> Material for the task
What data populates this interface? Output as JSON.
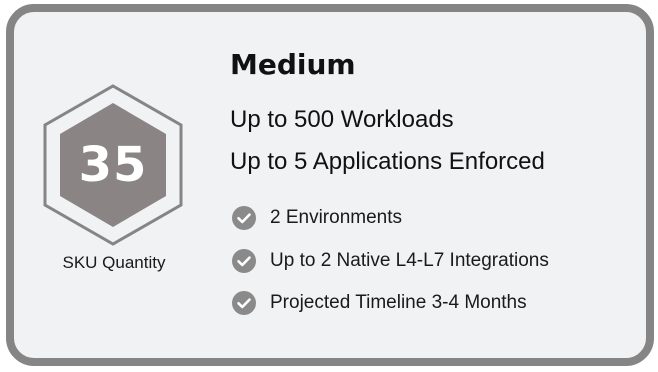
{
  "sku": {
    "quantity": "35",
    "label": "SKU Quantity"
  },
  "plan": {
    "title": "Medium",
    "headlines": [
      "Up to 500 Workloads",
      "Up to 5 Applications Enforced"
    ],
    "features": [
      {
        "icon": "check-circle-icon",
        "label": "2 Environments"
      },
      {
        "icon": "check-circle-icon",
        "label": "Up to 2 Native L4-L7 Integrations"
      },
      {
        "icon": "check-circle-icon",
        "label": "Projected Timeline 3-4 Months"
      }
    ]
  },
  "colors": {
    "card_border": "#858585",
    "card_background": "#f1f2f4",
    "hex_outline": "#858585",
    "hex_fill": "#8a8484",
    "check_fill": "#8a8a8a",
    "text": "#111111"
  }
}
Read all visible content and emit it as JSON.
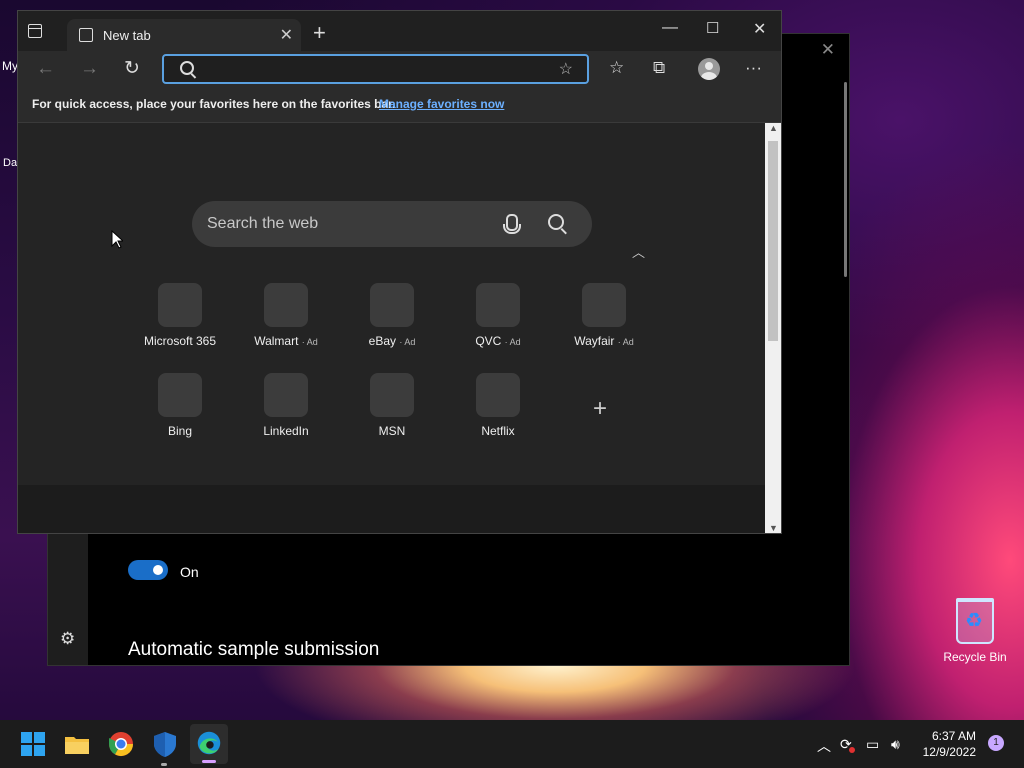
{
  "desktop": {
    "icon_partial_1": "My",
    "icon_partial_2": "Da",
    "recycle_bin": "Recycle Bin"
  },
  "security_window": {
    "toggle_label": "On",
    "heading": "Automatic sample submission"
  },
  "browser": {
    "tab_title": "New tab",
    "favorites_message": "For quick access, place your favorites here on the favorites bar.",
    "favorites_link": "Manage favorites now",
    "search_placeholder": "Search the web",
    "quick_links": [
      {
        "name": "Microsoft 365",
        "ad": ""
      },
      {
        "name": "Walmart",
        "ad": "· Ad"
      },
      {
        "name": "eBay",
        "ad": "· Ad"
      },
      {
        "name": "QVC",
        "ad": "· Ad"
      },
      {
        "name": "Wayfair",
        "ad": "· Ad"
      },
      {
        "name": "Bing",
        "ad": ""
      },
      {
        "name": "LinkedIn",
        "ad": ""
      },
      {
        "name": "MSN",
        "ad": ""
      },
      {
        "name": "Netflix",
        "ad": ""
      }
    ]
  },
  "taskbar": {
    "time": "6:37 AM",
    "date": "12/9/2022",
    "notification_count": "1",
    "accent": "#1a6ec8"
  }
}
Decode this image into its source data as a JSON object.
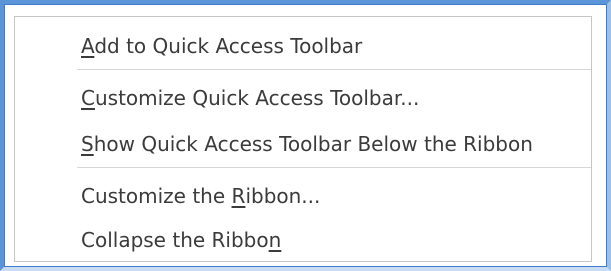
{
  "context_menu": {
    "items": [
      {
        "pre": "",
        "key": "A",
        "post": "dd to Quick Access Toolbar"
      },
      {
        "pre": "",
        "key": "C",
        "post": "ustomize Quick Access Toolbar..."
      },
      {
        "pre": "",
        "key": "S",
        "post": "how Quick Access Toolbar Below the Ribbon"
      },
      {
        "pre": "Customize the ",
        "key": "R",
        "post": "ibbon..."
      },
      {
        "pre": "Collapse the Ribbo",
        "key": "n",
        "post": ""
      }
    ]
  },
  "colors": {
    "frame_blue": "#5b95d8",
    "text": "#3b3b3b",
    "separator": "#d6d6d6"
  }
}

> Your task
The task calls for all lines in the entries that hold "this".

> Result
What data populates this interface? Output as JSON.
Decode this image into its source data as a JSON object.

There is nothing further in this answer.